Two people close to me have been recently diagnosed with malignant breast cancer. “Why?” we are tempted to ask when faced with such misfortunes. Why me? Why now?
It’s natural to first ponder whether one’s life choices have somehow led to such an unfortunate plight. Unless you have excessively abused drugs, alcohol, tobacco, and/or food over a long period of time it is easy to rule this option out. “Hey, I need to lose a few pounds but cancer-----come on!”
The next level of questioning moves to theology: What have I done to deserve this? Why is God punishing me? I suppose such thoughts never occur to atheists, with their “I’m here--I’m gone--whatever” philosophy. But for those of us who believe in some form of Higher Intelligence it’s natural to question the fairness of a Plan that includes our possible premature demise. Somehow “the Lord working in mysterious ways” isn’t particularly comforting when it’s your illness that’s part of the mystery.
I’ve long thought that our enjoyment of games is rooted in their similarity to the design of the Universe, specifically involving the element of randomness. Take Monopoly as an example. There is a 3-dimensional field of play, and there are specific rules. Yet as we move our markers around the board we encounter many random components—the roll of the dice; choosing to buy or not buy property; landing on Chance or Community Chest, to name a few.

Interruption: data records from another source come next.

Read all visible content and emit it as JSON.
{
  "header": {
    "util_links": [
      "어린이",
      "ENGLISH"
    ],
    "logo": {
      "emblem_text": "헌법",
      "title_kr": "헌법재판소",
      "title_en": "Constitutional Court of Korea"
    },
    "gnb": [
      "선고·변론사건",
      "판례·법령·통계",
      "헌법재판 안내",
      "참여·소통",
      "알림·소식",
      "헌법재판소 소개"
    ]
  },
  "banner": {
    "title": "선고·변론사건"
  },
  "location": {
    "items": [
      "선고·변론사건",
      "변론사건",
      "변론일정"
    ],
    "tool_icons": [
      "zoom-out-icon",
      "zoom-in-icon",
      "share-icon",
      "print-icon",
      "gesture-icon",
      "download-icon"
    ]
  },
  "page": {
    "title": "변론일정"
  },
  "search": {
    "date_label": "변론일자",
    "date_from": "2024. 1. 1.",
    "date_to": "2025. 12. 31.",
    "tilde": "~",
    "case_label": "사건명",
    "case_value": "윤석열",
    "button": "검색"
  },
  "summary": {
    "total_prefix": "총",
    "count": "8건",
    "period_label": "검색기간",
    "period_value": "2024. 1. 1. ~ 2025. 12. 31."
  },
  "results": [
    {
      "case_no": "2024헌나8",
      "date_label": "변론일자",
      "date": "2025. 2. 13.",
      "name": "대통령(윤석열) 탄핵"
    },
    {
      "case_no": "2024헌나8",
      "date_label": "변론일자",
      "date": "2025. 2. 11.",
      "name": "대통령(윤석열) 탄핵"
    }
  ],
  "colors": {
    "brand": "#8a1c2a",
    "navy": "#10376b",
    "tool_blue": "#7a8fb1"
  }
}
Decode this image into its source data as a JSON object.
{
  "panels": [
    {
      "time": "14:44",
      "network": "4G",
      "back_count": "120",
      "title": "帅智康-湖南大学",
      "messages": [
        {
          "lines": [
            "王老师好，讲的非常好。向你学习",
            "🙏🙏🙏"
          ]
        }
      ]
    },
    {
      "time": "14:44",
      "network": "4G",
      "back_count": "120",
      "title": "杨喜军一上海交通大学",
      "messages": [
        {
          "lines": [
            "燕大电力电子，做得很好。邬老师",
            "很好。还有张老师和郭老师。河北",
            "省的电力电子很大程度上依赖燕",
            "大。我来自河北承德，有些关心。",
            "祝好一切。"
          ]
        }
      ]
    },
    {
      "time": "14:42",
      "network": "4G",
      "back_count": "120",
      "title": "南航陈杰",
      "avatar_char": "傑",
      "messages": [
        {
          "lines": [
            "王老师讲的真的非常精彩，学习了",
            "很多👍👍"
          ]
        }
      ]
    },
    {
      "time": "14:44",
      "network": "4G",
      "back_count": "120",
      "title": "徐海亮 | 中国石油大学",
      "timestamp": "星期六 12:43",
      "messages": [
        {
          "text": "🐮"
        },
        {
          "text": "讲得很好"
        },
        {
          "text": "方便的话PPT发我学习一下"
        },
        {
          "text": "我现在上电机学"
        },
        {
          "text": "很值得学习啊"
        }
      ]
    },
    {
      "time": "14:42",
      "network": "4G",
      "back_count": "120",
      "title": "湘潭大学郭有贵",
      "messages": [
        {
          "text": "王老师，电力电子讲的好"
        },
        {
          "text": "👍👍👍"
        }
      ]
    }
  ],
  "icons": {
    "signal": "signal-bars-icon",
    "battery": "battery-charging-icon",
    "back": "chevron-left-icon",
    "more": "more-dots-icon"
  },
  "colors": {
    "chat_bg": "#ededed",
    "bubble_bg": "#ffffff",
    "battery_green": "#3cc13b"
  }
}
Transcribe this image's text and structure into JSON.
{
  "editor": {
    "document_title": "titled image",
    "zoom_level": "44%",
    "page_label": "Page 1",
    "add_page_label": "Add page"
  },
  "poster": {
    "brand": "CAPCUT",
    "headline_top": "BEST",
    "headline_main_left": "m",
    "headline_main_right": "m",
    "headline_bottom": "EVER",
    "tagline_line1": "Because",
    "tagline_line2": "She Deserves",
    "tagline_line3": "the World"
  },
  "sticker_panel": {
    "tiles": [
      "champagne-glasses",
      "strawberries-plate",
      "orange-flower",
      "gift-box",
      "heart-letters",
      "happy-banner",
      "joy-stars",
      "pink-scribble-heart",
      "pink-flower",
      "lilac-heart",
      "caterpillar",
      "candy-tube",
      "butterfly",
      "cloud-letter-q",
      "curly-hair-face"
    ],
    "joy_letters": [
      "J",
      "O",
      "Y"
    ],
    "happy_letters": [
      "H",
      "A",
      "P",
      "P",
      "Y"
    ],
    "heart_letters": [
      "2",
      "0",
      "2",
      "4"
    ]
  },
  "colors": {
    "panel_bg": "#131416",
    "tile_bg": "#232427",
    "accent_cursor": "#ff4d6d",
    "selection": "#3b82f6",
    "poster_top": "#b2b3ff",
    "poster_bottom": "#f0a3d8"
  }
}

None of these detract from the integrity of the game. In fact they are the essence of its fun. Is it possible that this frivolous example is a microcosm of Everything? Could the Creator be whimsical and fun-loving enough to create a Universe beyond boring cause-and-effect by spicing things up with a little randomness here and there? If a simple board game isn’t destroyed by unpredictability, by extrapolation why should the Universe?
How ho-hum would Monopoly be if everything were predictable? Drawing a “Go to Jail” card is a temporary setback, but you’re not totally out of the game.
Whatever your specific spiritual beliefs, they probably include some faith in life beyond the physical body—heaven/hell, reincarnation, returning to the Source. Perhaps seemingly random fortune (winning the lottery) or misfortune (cancer) is exactly that—one turn of one round in an Eternal Game.
This notion gives me much more comfort than trying to dissect one’s life searching for clues or questioning the judgment of a Supreme Being. It explains why babies die in plane crashes, gangsters become wealthy rap stars, and all other seemingly unjust anomalies. Trying to understand life with our puny human brain is as futile as attempting to capture the wind in a paper bag.
However you define Faith, it is there that Peace is found.